Phar’on, is the Arabic word for pharaoh, carries the connotation of tyranny and dictatorship. It is only fitting then that many in the Arab world refer to Egypt’s president Hosni Mubarak as the Great Pharaoh; it is not a term of endearment.
Mubarak came to power in Egypt after the assassination of Anwar Sadaat in 1981, during whose administration, Mubarak headed Egypt’s air force. Since ’81, Mubarak kept Egypt under martial law, and regularly won elections with over 80%. The elections were more like yes-no referenda since he restricted other candidates from running. He cracked down on opposition, driving its most extreme elements to launch militant campaigns against government targets and against tourists, the main driver of Egypt’s fragile economy.
During the years of Mubarak’s rule, Egypt’s economy shrunk. The largest Arab country became dependent on foreign aid, with increased unemployment and deficit. Standards of living worsened, human rights deteriorated, censorship and police brutality became rampant, and Egypt’s standing in the international arena has retreated to the point of impotence.
Mubarak is widely seen as a US puppet, he often goes against the general Arab consensus by acquiescing to US demands. Mubarak is seen by the Arab street, along with King Abdullah of Jordan, as part of the conspiracy to starve and deprive the Palestinian population in order to isolate the Hamas-led government.
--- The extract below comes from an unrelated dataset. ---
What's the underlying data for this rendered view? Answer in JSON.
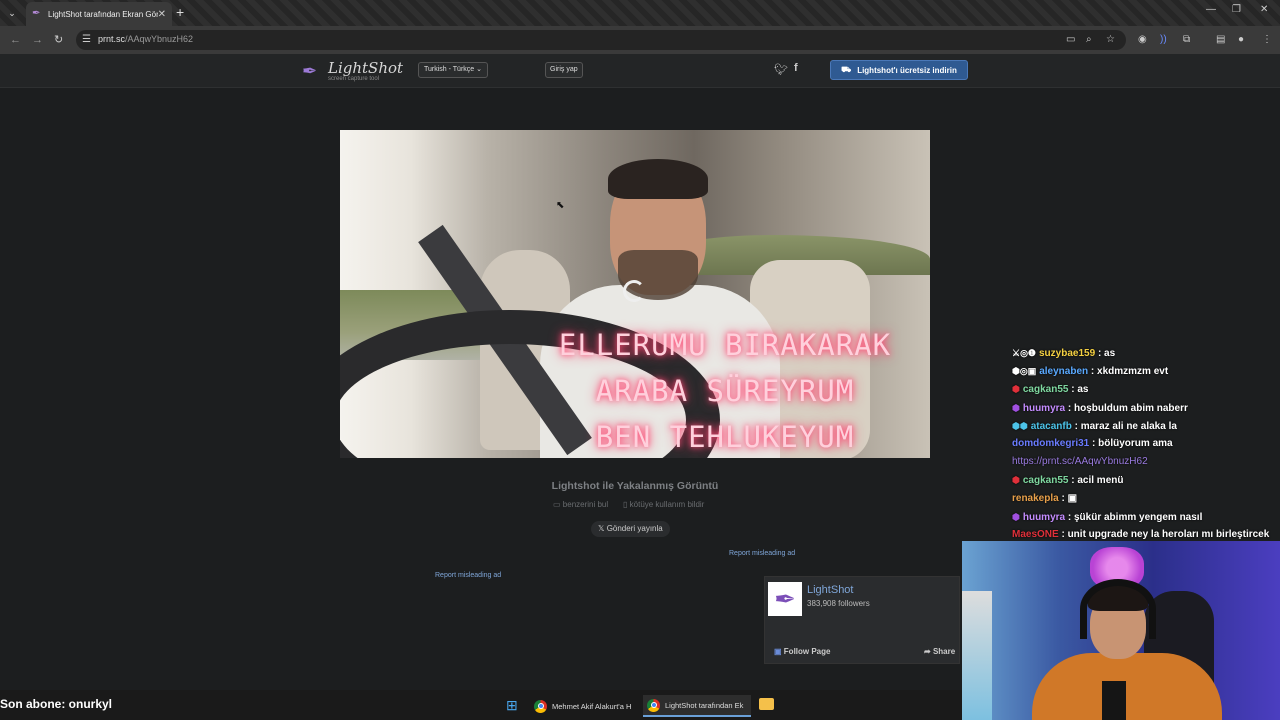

Mubarak is also known to miss the Arab League summit when important issues are at hand, like the recent one in Khartoum in March. Additionally, he responds to US pressure to crackdown on Islamic and secular political movements that may reflect the Arab street’s position of opposition to Israel; his brutal opposition to pro-democracy movements are met with tacit approval from the US, which again shows it prefers its dictators to the wild card known as democracy. He is also thought to be grooming his son, Jamal, to inherit his authority.
For a long time, it was very convenient, and somewhat justifiable, to classify Egypt’s opposition as terrorist-led. This contributed to the lack of any credible, peaceful resistance to the tyranny of the regime. But finally, Egyptians are speaking up. It is about time. I was ready to give up.
Over the past several years, a serious, populous grassroots movement has been building opposition to the current dictatorship; it is known as the Egyptian National Movement for Change, “Kifaya” for short, which means Enough. But little news of the movement made it into international media.
On the forefront of the Kifaya movement is El Ghad Party, meaning Tomorrow, was founded in 2004. El Ghad leader and founder, Cairo lawyer and independent MP Ayman Nour, has been in jail for over a year. He is being charged with forging ‘Power of Attorney’ on the petition to register his new party. How convenient.
Through the liberal democratic platform of El Ghad, Nour demanded reform, openness, end of martial law, constitutional reform, end of corruption, and improvement of human rights.
According to public opinion polls he would have presented a credible challenge to President Mubarak in the 2005 presidential elections. Though Mubarak does not intend to hold free or open elections any time soon, he still decided not to risk it. He threw Nour in jail before his popularity could grow any further.
Today, the support for the Kifaya movement is growing rapidly, soon after last year’s presidential elections, a large number of judges began a strike to protest election fraud and vote rigging (Judges in Egypt are tasked with observing elections), and the increasing overreach of the executive branch over the judiciary. They continue to protest, especially as more and more of their colleagues are arrested and prosecuted.
Students, professionals, and other members of the public have been holding massive rallies and vigils to protest the government’s ever-increasing brutality, crackdown, censorship, and the worsening over all living situation in Egypt. The government meets their protests with excessive force, attacks on journalists, arrests, kidnappings and torture.
Egypt is a primary US ally; hence it is overlooked when the Bush administration talks of freedom, human rights and democracy in the Middle East, Egypt is the second largest recipient of US foreign aid, after Israel: nearly $2 Billion annually. I’m still looking for the recipient that actually respects human rights. Colombia? As a matter of fact, aid to Egypt is a trade off for befriending Israel, so the moral of the story, if you seek to be a dictator (Saddam) establish a totalitarian regime (Iran’s Ayatollahs) or be a gross abuser of human rights (Sudan’s Basheer) get Israel to vouch for you.
Though the Bush administration occupies hardly any higher moral grounds than those of Mubarak, US aid to Egypt must and should be suspended until there is a complete democratization of Egyptian politics and society; until Ayman Nour and his likes are freed, credible candidates are allowed to run in presidential elections (not only those hand-picked by the president himself), freedoms of press and speech are restored, and human rights are respected.
Kifaya; let’s do away with the tyrant. Egypt has important regional and international roles to reclaim.